=== Task item ===
Locate all lines in the data below that hold "remain" and show them.
◆ ◆ ◆ ◆
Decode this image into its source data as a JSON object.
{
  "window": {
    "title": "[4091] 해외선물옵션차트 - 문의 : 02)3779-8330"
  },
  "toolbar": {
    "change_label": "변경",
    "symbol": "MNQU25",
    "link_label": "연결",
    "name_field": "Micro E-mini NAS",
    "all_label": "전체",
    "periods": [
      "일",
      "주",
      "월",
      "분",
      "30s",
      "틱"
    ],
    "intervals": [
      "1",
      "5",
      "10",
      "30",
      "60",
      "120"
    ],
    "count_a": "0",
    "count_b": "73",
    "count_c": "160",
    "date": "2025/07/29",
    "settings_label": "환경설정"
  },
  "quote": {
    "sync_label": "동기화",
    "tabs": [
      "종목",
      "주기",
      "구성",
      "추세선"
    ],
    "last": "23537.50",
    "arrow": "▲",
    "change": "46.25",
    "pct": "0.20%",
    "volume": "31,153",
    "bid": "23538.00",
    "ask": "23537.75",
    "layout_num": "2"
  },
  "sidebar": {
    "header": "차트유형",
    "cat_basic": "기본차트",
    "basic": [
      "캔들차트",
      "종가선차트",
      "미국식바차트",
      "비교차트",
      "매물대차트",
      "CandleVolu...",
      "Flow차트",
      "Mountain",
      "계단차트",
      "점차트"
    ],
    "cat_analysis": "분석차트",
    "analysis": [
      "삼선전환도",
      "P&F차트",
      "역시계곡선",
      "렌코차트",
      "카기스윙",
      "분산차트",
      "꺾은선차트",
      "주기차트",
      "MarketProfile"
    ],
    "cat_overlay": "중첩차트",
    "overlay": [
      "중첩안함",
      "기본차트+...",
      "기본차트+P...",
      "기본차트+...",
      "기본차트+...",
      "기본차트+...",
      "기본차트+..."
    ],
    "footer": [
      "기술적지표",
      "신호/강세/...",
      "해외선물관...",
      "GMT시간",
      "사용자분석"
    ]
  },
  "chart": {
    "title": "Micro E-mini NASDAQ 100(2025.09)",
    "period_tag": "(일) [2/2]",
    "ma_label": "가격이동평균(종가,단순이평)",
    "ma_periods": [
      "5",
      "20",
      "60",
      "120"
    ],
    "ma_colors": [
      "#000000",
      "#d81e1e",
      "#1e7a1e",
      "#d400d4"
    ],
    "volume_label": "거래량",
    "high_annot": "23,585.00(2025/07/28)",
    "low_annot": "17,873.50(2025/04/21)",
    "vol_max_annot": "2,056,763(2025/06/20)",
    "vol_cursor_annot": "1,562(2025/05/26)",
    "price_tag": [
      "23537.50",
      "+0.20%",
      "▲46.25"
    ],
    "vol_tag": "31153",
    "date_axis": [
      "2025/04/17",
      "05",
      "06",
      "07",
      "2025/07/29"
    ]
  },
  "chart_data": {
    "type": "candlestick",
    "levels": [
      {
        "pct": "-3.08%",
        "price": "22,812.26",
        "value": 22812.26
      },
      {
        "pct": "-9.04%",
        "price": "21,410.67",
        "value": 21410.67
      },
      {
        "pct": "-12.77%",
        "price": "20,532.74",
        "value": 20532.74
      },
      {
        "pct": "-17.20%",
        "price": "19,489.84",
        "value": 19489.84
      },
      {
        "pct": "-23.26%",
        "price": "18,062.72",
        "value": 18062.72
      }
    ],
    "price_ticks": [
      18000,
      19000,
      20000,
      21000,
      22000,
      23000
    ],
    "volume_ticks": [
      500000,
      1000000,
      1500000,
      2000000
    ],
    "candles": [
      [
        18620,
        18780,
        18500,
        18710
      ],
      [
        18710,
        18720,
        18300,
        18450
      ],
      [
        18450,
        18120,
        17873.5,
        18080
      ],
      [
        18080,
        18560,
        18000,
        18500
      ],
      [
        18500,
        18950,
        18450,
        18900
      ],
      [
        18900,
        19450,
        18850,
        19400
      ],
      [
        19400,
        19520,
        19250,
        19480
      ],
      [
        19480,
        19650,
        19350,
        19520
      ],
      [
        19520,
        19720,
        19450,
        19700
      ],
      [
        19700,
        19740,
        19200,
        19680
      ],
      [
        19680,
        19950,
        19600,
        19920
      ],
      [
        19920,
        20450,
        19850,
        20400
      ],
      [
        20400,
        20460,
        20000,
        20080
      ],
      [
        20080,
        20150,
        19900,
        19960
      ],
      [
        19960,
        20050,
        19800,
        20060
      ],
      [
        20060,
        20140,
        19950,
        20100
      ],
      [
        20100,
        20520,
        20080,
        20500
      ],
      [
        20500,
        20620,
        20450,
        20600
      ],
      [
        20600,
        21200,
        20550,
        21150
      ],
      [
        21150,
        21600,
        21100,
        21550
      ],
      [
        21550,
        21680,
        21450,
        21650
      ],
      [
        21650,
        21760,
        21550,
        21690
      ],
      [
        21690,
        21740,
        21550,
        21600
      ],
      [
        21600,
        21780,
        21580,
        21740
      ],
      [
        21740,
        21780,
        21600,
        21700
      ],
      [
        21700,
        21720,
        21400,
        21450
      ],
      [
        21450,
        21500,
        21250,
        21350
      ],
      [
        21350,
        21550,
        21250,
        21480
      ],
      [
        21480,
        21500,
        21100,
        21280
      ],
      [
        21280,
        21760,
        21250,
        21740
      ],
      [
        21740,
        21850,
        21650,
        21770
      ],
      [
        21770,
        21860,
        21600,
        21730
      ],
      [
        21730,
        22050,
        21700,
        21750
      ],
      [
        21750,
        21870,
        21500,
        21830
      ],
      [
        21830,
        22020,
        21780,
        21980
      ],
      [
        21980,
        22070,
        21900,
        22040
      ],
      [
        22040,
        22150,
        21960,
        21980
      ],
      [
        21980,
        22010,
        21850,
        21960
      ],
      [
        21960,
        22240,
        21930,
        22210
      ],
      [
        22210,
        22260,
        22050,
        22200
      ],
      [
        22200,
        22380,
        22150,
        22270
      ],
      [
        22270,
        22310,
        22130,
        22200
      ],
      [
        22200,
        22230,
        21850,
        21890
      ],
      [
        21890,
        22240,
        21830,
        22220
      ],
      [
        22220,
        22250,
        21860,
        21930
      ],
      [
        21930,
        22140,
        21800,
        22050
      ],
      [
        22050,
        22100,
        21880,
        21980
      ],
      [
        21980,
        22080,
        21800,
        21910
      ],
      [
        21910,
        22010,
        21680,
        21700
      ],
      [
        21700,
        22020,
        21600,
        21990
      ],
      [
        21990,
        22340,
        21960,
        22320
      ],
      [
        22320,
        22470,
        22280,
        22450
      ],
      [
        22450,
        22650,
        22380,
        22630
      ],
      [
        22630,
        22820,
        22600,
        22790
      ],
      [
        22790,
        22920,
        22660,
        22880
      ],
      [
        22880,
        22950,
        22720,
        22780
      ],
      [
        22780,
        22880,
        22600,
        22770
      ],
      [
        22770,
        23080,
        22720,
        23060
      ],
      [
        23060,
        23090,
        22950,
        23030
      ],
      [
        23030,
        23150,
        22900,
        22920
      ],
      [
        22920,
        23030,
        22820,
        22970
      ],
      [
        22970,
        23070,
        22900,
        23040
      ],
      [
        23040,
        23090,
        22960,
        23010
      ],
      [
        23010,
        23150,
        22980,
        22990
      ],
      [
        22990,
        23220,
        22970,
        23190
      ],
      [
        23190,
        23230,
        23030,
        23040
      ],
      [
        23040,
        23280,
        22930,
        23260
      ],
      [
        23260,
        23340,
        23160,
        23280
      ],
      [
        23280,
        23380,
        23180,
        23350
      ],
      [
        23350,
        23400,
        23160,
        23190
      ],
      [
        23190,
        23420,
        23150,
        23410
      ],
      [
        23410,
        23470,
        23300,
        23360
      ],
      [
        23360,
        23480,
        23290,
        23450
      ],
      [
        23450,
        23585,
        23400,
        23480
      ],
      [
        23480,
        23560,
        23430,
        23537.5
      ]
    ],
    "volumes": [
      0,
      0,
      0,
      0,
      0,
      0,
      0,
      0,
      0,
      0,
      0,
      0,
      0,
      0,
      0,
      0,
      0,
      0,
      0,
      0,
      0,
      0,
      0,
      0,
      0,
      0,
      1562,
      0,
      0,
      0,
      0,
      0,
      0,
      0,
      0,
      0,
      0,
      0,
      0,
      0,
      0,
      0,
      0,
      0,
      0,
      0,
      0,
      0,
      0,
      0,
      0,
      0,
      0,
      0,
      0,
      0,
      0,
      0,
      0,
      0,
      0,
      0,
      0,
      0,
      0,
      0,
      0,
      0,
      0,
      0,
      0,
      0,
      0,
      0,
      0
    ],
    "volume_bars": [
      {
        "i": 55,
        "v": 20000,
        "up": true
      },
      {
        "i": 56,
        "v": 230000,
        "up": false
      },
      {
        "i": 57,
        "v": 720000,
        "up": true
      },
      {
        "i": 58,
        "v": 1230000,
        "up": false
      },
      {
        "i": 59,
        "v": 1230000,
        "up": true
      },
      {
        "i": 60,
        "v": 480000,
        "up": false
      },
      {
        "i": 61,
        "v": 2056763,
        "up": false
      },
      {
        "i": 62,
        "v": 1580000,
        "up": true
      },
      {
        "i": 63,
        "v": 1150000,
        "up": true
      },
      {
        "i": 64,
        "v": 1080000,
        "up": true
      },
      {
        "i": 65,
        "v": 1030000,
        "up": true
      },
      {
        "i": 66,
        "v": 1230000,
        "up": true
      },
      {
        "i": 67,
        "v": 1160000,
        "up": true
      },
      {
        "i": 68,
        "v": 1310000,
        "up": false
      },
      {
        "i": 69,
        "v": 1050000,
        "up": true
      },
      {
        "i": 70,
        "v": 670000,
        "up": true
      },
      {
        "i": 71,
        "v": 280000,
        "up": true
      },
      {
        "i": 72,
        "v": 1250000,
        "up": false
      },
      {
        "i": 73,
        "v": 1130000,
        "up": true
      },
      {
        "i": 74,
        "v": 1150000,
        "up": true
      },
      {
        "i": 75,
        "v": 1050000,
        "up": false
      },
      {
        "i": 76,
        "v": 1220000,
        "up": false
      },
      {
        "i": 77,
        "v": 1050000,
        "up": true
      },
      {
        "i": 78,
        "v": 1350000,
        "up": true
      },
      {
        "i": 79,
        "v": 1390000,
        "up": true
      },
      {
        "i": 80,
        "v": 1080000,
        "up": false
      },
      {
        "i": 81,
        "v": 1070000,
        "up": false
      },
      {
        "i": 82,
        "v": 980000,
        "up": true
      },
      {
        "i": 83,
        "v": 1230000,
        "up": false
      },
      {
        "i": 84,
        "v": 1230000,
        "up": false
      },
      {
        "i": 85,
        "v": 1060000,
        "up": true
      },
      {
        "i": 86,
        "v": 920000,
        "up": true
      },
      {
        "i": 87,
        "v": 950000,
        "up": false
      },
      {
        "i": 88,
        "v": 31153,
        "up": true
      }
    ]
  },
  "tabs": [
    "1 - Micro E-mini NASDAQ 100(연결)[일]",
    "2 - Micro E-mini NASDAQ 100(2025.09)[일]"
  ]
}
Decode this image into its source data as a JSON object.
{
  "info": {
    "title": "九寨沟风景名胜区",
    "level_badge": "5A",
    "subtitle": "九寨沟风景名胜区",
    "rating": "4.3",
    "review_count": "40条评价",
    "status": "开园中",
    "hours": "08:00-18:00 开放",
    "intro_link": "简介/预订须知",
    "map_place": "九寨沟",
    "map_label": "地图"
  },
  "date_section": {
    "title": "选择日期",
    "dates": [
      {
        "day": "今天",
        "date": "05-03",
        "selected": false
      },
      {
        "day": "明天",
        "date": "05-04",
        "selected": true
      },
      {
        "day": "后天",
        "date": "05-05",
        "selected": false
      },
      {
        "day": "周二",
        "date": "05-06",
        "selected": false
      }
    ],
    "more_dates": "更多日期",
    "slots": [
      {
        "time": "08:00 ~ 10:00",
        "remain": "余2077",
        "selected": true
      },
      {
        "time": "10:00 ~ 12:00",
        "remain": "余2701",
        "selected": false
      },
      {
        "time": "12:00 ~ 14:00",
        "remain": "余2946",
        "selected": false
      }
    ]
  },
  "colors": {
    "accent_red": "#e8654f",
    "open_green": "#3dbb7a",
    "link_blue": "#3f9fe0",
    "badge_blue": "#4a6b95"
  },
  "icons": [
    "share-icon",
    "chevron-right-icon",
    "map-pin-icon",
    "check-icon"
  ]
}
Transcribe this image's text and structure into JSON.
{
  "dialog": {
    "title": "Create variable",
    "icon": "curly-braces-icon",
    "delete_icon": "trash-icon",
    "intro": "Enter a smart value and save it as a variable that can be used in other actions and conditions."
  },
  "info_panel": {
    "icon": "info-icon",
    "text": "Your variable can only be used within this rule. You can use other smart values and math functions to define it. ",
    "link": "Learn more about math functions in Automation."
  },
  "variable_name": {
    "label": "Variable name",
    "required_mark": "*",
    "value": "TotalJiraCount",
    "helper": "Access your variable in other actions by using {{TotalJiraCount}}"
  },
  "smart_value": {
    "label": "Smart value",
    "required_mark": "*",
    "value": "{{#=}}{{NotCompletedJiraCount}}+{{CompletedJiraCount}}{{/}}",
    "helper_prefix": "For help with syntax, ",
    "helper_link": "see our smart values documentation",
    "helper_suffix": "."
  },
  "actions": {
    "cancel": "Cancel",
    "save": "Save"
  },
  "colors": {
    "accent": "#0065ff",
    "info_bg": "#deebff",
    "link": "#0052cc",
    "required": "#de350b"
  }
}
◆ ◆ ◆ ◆
=== Answer below ===
        "remain": "余2077",
        "remain": "余2701",
        "remain": "余2946",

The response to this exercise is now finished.